According to The Times, MPs were astonished at the disclosure from Mark Milsom, assistant chief constable with West Yorkshire Police, that police had decided against enforcing the lower speed limit in residential areas.
Rod King, from 20s Plenty for Us, said the police are taking a "20th Century approach" and need to "align their thinking with modern developments".
ACC Milsom told the Parliamentary hearing into cycle safety: “We are not enforcing 20mph speed limits at this moment in time.”
Ian Austin MP, co-chair of the inquiry, said he was “disappointed and dismayed” by the “unacceptable” admission that police appeared to be turning a blind eye. He added: “I think all too often we see the people responsible for really serious injuries or deaths on the roads get away scot free or with derisory sentences and I think there needs to be greater emphasis on cycle safety from the police and the CPS.”
In response to ACC Milsom’s comments, an ACPO spokeswoman said: “In most cases, 20 mph limits will follow DfT guidance and include features such as speed bumps or traffic islands designed to slow traffic.
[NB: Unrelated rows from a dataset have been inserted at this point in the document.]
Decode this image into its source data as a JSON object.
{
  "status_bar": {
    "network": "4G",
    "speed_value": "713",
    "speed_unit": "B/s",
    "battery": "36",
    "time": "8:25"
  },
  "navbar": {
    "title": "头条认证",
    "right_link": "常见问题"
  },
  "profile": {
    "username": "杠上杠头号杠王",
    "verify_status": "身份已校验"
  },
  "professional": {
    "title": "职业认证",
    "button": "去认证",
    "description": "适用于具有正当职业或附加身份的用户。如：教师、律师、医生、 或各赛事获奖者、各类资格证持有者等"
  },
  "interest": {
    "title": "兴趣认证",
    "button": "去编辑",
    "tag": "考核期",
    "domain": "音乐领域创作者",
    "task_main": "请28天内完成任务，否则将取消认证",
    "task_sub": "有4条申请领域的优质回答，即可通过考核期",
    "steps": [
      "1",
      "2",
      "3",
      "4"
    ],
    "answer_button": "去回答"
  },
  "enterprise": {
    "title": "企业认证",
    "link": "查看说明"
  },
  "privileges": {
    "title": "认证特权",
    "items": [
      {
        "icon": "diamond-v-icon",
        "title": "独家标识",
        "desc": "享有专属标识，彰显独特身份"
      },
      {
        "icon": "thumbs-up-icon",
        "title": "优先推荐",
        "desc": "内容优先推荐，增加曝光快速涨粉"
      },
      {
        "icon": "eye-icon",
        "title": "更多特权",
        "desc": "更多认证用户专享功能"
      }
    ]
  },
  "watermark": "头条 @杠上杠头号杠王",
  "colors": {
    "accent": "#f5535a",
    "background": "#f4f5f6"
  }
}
"ACPO guidelines include thresholds for enforcement across all speed limits to underpin a consistent policing approach. However it is for local police forces to apply a proportionate approach to enforcement of 20mph limits based on risk to individuals, property and the seriousness of any breach.
"Where drivers are exceeding the speed limit through wilful offending, we would expect that officers will enforce the limit and prosecute offenders."
Stephen Hammond, road safety minister, said that he would be pursuing the issue. “We will be having further discussions with the police,” he said.
Norman Baker, transport minister, said: “My view is that the law of the land is the law of the land. Parliament sets the law of the land and it is the police’s job to enforce it.”
He added that he was coming under “quite considerable pressure from local councils” to have 20mph limits enforced.
Rod King, from 20s Plenty for us, said: "Wide-area 20mph limits are the way forward as clearly suggested by DfT and many local authorities.
"The police are still taking a 20th Century approach and need to align their thinking with modern developments in urban design and community aspirations. That requires a collaborative approach with local authorities and whilst hapenning in more enlightened police forces needs to become the norm rather than the exception.
"Whilst we accept the perogative of the police to make tactical decisions on the enforcement of limits on specific roads it is not acceptable for them to make any blanket exclusions of particular speed limits."
Click here to read the full Times’ report.